§ **Source data**
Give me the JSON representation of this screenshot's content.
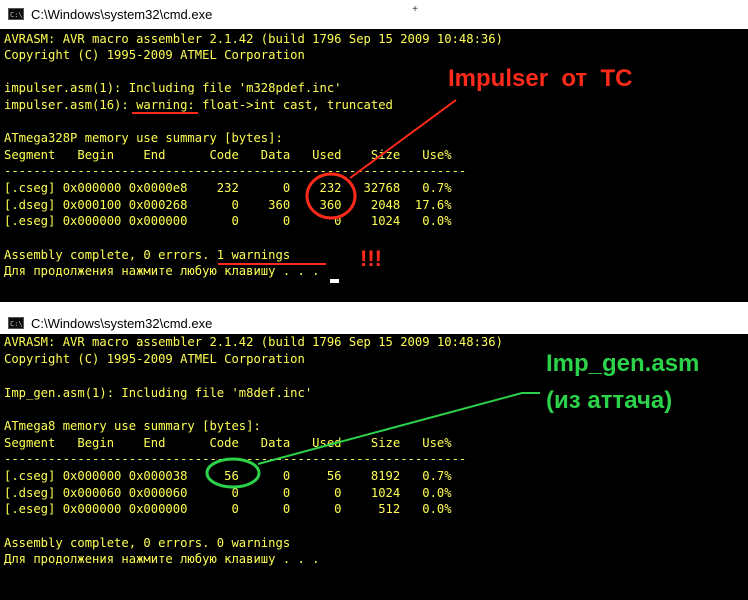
{
  "window1": {
    "title": "C:\\Windows\\system32\\cmd.exe",
    "lines": [
      "AVRASM: AVR macro assembler 2.1.42 (build 1796 Sep 15 2009 10:48:36)",
      "Copyright (C) 1995-2009 ATMEL Corporation",
      "",
      "impulser.asm(1): Including file 'm328pdef.inc'",
      "impulser.asm(16): warning: float->int cast, truncated",
      "",
      "ATmega328P memory use summary [bytes]:",
      "Segment   Begin    End      Code   Data   Used    Size   Use%",
      "---------------------------------------------------------------",
      "[.cseg] 0x000000 0x0000e8    232      0    232   32768   0.7%",
      "[.dseg] 0x000100 0x000268      0    360    360    2048  17.6%",
      "[.eseg] 0x000000 0x000000      0      0      0    1024   0.0%",
      "",
      "Assembly complete, 0 errors. 1 warnings",
      "Для продолжения нажмите любую клавишу . . ."
    ],
    "annotation": "Impulser  от  ТС",
    "exclamation": "!!!"
  },
  "window2": {
    "title": "C:\\Windows\\system32\\cmd.exe",
    "lines": [
      "AVRASM: AVR macro assembler 2.1.42 (build 1796 Sep 15 2009 10:48:36)",
      "Copyright (C) 1995-2009 ATMEL Corporation",
      "",
      "Imp_gen.asm(1): Including file 'm8def.inc'",
      "",
      "ATmega8 memory use summary [bytes]:",
      "Segment   Begin    End      Code   Data   Used    Size   Use%",
      "---------------------------------------------------------------",
      "[.cseg] 0x000000 0x000038     56      0     56    8192   0.7%",
      "[.dseg] 0x000060 0x000060      0      0      0    1024   0.0%",
      "[.eseg] 0x000000 0x000000      0      0      0     512   0.0%",
      "",
      "Assembly complete, 0 errors. 0 warnings",
      "Для продолжения нажмите любую клавишу . . ."
    ],
    "annotation_line1": "Imp_gen.asm",
    "annotation_line2": "(из аттача)"
  },
  "colors": {
    "console_bg": "#000000",
    "console_text": "#ffff54",
    "annotation_red": "#ff2a1a",
    "annotation_green": "#2bd24a"
  }
}
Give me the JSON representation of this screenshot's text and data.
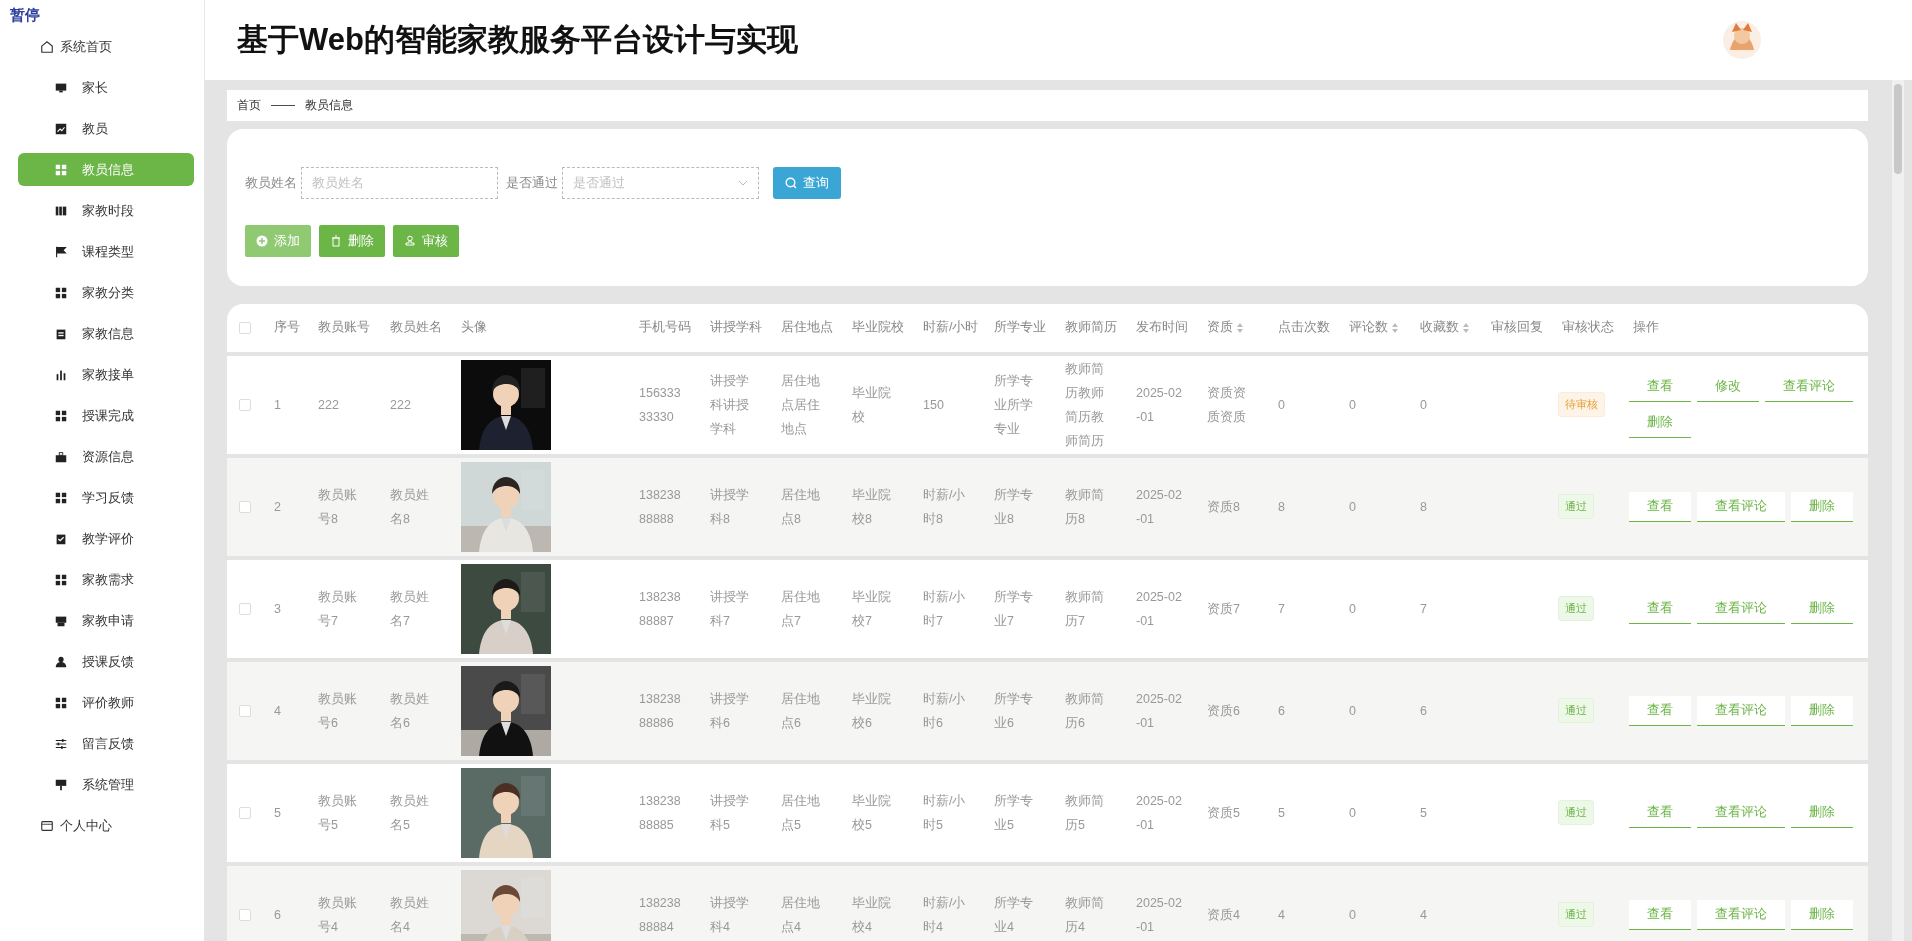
{
  "pause_label": "暂停",
  "sidebar": {
    "items": [
      {
        "label": "系统首页",
        "kind": "top",
        "selected": false
      },
      {
        "label": "家长",
        "kind": "sub",
        "selected": false
      },
      {
        "label": "教员",
        "kind": "sub",
        "selected": false
      },
      {
        "label": "教员信息",
        "kind": "sub",
        "selected": true
      },
      {
        "label": "家教时段",
        "kind": "sub",
        "selected": false
      },
      {
        "label": "课程类型",
        "kind": "sub",
        "selected": false
      },
      {
        "label": "家教分类",
        "kind": "sub",
        "selected": false
      },
      {
        "label": "家教信息",
        "kind": "sub",
        "selected": false
      },
      {
        "label": "家教接单",
        "kind": "sub",
        "selected": false
      },
      {
        "label": "授课完成",
        "kind": "sub",
        "selected": false
      },
      {
        "label": "资源信息",
        "kind": "sub",
        "selected": false
      },
      {
        "label": "学习反馈",
        "kind": "sub",
        "selected": false
      },
      {
        "label": "教学评价",
        "kind": "sub",
        "selected": false
      },
      {
        "label": "家教需求",
        "kind": "sub",
        "selected": false
      },
      {
        "label": "家教申请",
        "kind": "sub",
        "selected": false
      },
      {
        "label": "授课反馈",
        "kind": "sub",
        "selected": false
      },
      {
        "label": "评价教师",
        "kind": "sub",
        "selected": false
      },
      {
        "label": "留言反馈",
        "kind": "sub",
        "selected": false
      },
      {
        "label": "系统管理",
        "kind": "sub",
        "selected": false
      },
      {
        "label": "个人中心",
        "kind": "top",
        "selected": false
      }
    ]
  },
  "header": {
    "title": "基于Web的智能家教服务平台设计与实现"
  },
  "breadcrumb": [
    "首页",
    "——",
    "教员信息"
  ],
  "search": {
    "fields": [
      {
        "label": "教员姓名",
        "placeholder": "教员姓名",
        "kind": "text"
      },
      {
        "label": "是否通过",
        "placeholder": "是否通过",
        "kind": "select"
      }
    ],
    "button": "查询"
  },
  "actions": [
    {
      "label": "添加",
      "kind": "add",
      "hovered": true
    },
    {
      "label": "删除",
      "kind": "delete",
      "hovered": false
    },
    {
      "label": "审核",
      "kind": "audit",
      "hovered": false
    }
  ],
  "table": {
    "header_checked": false,
    "columns": [
      {
        "label": "序号",
        "sortable": false
      },
      {
        "label": "教员账号",
        "sortable": false
      },
      {
        "label": "教员姓名",
        "sortable": false
      },
      {
        "label": "头像",
        "sortable": false
      },
      {
        "label": "手机号码",
        "sortable": false
      },
      {
        "label": "讲授学科",
        "sortable": false
      },
      {
        "label": "居住地点",
        "sortable": false
      },
      {
        "label": "毕业院校",
        "sortable": false
      },
      {
        "label": "时薪/小时",
        "sortable": false
      },
      {
        "label": "所学专业",
        "sortable": false
      },
      {
        "label": "教师简历",
        "sortable": false
      },
      {
        "label": "发布时间",
        "sortable": false
      },
      {
        "label": "资质",
        "sortable": true
      },
      {
        "label": "点击次数",
        "sortable": false
      },
      {
        "label": "评论数",
        "sortable": true
      },
      {
        "label": "收藏数",
        "sortable": true
      },
      {
        "label": "审核回复",
        "sortable": false
      },
      {
        "label": "审核状态",
        "sortable": false
      },
      {
        "label": "操作",
        "sortable": false
      }
    ],
    "rows": [
      {
        "checked": false,
        "cells": [
          "1",
          "222",
          "222",
          {
            "kind": "picture"
          },
          "15633333330",
          "讲授学科讲授学科",
          "居住地点居住地点",
          "毕业院校",
          "150",
          "所学专业所学专业",
          "教师简历教师简历教师简历",
          "2025-02-01",
          "资质资质资质",
          "0",
          "0",
          "0"
        ],
        "status": {
          "label": "待审核",
          "kind": "pending"
        },
        "operations": [
          "查看",
          "修改",
          "查看评论",
          "删除"
        ]
      },
      {
        "checked": false,
        "cells": [
          "2",
          "教员账号8",
          "教员姓名8",
          {
            "kind": "picture"
          },
          "13823888888",
          "讲授学科8",
          "居住地点8",
          "毕业院校8",
          "时薪/小时8",
          "所学专业8",
          "教师简历8",
          "2025-02-01",
          "资质8",
          "8",
          "0",
          "8"
        ],
        "status": {
          "label": "通过",
          "kind": "passed"
        },
        "operations": [
          "查看",
          "查看评论",
          "删除"
        ]
      },
      {
        "checked": false,
        "cells": [
          "3",
          "教员账号7",
          "教员姓名7",
          {
            "kind": "picture"
          },
          "13823888887",
          "讲授学科7",
          "居住地点7",
          "毕业院校7",
          "时薪/小时7",
          "所学专业7",
          "教师简历7",
          "2025-02-01",
          "资质7",
          "7",
          "0",
          "7"
        ],
        "status": {
          "label": "通过",
          "kind": "passed"
        },
        "operations": [
          "查看",
          "查看评论",
          "删除"
        ]
      },
      {
        "checked": false,
        "cells": [
          "4",
          "教员账号6",
          "教员姓名6",
          {
            "kind": "picture"
          },
          "13823888886",
          "讲授学科6",
          "居住地点6",
          "毕业院校6",
          "时薪/小时6",
          "所学专业6",
          "教师简历6",
          "2025-02-01",
          "资质6",
          "6",
          "0",
          "6"
        ],
        "status": {
          "label": "通过",
          "kind": "passed"
        },
        "operations": [
          "查看",
          "查看评论",
          "删除"
        ]
      },
      {
        "checked": false,
        "cells": [
          "5",
          "教员账号5",
          "教员姓名5",
          {
            "kind": "picture"
          },
          "13823888885",
          "讲授学科5",
          "居住地点5",
          "毕业院校5",
          "时薪/小时5",
          "所学专业5",
          "教师简历5",
          "2025-02-01",
          "资质5",
          "5",
          "0",
          "5"
        ],
        "status": {
          "label": "通过",
          "kind": "passed"
        },
        "operations": [
          "查看",
          "查看评论",
          "删除"
        ]
      },
      {
        "checked": false,
        "cells": [
          "6",
          "教员账号4",
          "教员姓名4",
          {
            "kind": "picture"
          },
          "13823888884",
          "讲授学科4",
          "居住地点4",
          "毕业院校4",
          "时薪/小时4",
          "所学专业4",
          "教师简历4",
          "2025-02-01",
          "资质4",
          "4",
          "0",
          "4"
        ],
        "status": {
          "label": "通过",
          "kind": "passed"
        },
        "operations": [
          "查看",
          "查看评论",
          "删除"
        ]
      }
    ]
  }
}
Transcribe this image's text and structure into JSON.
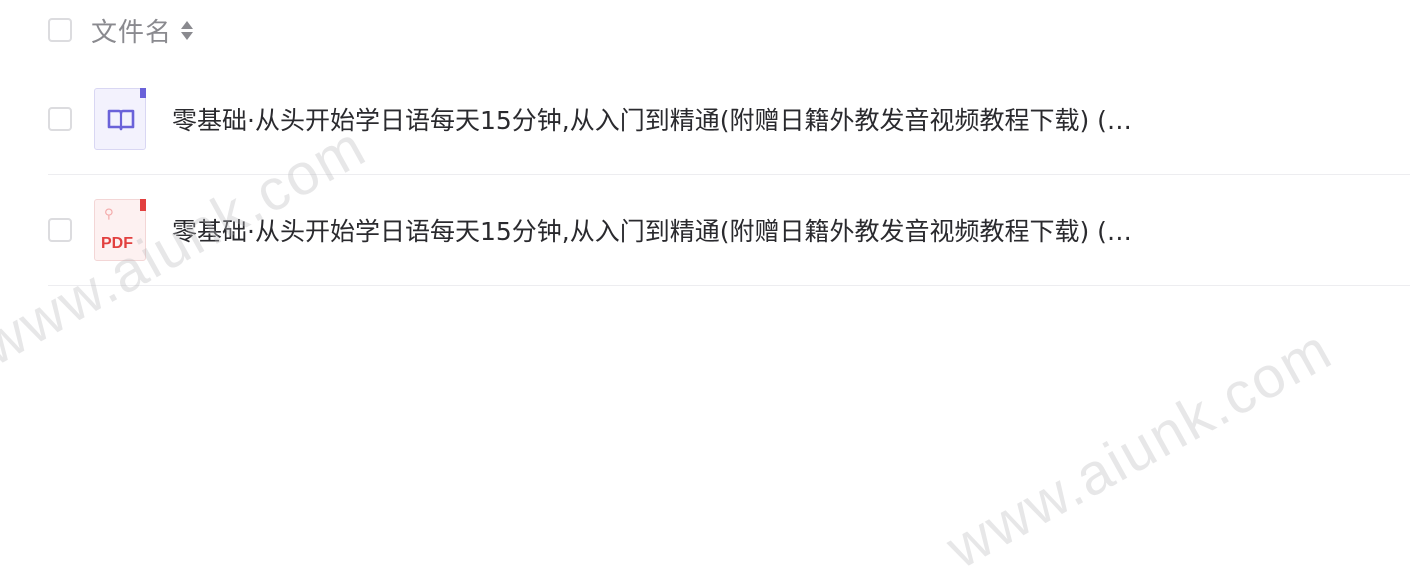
{
  "header": {
    "column_label": "文件名"
  },
  "files": [
    {
      "name": "零基础·从头开始学日语每天15分钟,从入门到精通(附赠日籍外教发音视频教程下载) (…",
      "icon": "book-icon"
    },
    {
      "name": "零基础·从头开始学日语每天15分钟,从入门到精通(附赠日籍外教发音视频教程下载) (…",
      "icon": "pdf-icon",
      "icon_label": "PDF"
    }
  ],
  "watermark": "www.aiunk.com",
  "colors": {
    "book_accent": "#6a62d9",
    "pdf_accent": "#e2403f"
  }
}
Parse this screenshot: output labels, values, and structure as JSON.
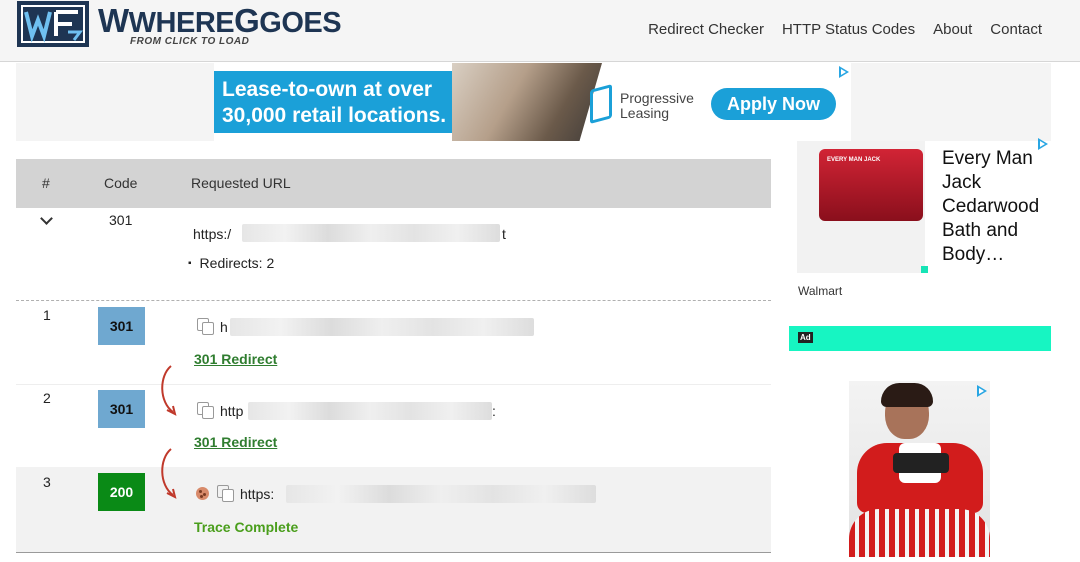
{
  "header": {
    "brand_where": "WHERE",
    "brand_goes": "GOES",
    "tagline": "FROM CLICK TO LOAD",
    "nav": [
      "Redirect Checker",
      "HTTP Status Codes",
      "About",
      "Contact"
    ]
  },
  "top_ad": {
    "headline_line1": "Lease-to-own at over",
    "headline_line2": "30,000 retail locations.",
    "brand_line1": "Progressive",
    "brand_line2": "Leasing",
    "cta": "Apply Now"
  },
  "table": {
    "headers": {
      "num": "#",
      "code": "Code",
      "url": "Requested URL"
    },
    "summary": {
      "code": "301",
      "url_prefix": "https:/",
      "url_suffix": "t",
      "redirects": "Redirects: 2"
    },
    "hops": [
      {
        "num": "1",
        "code": "301",
        "url_prefix": "h",
        "status": "301 Redirect"
      },
      {
        "num": "2",
        "code": "301",
        "url_prefix": "http",
        "url_suffix": ":",
        "status": "301 Redirect"
      },
      {
        "num": "3",
        "code": "200",
        "url_prefix": "https:",
        "status": "Trace Complete"
      }
    ]
  },
  "side_ad": {
    "product_label": "EVERY MAN JACK",
    "title": "Every Man Jack Cedarwood Bath and Body…",
    "merchant": "Walmart",
    "ad_label": "Ad"
  },
  "colors": {
    "brand_navy": "#1e3553",
    "badge_301": "#6fa8d0",
    "badge_200": "#0a8a16",
    "link_green": "#2f7d2f",
    "ad_teal": "#1ba0d8",
    "ad_mint": "#17f5c2"
  }
}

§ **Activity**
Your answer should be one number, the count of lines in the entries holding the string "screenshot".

§ **Answer section**
3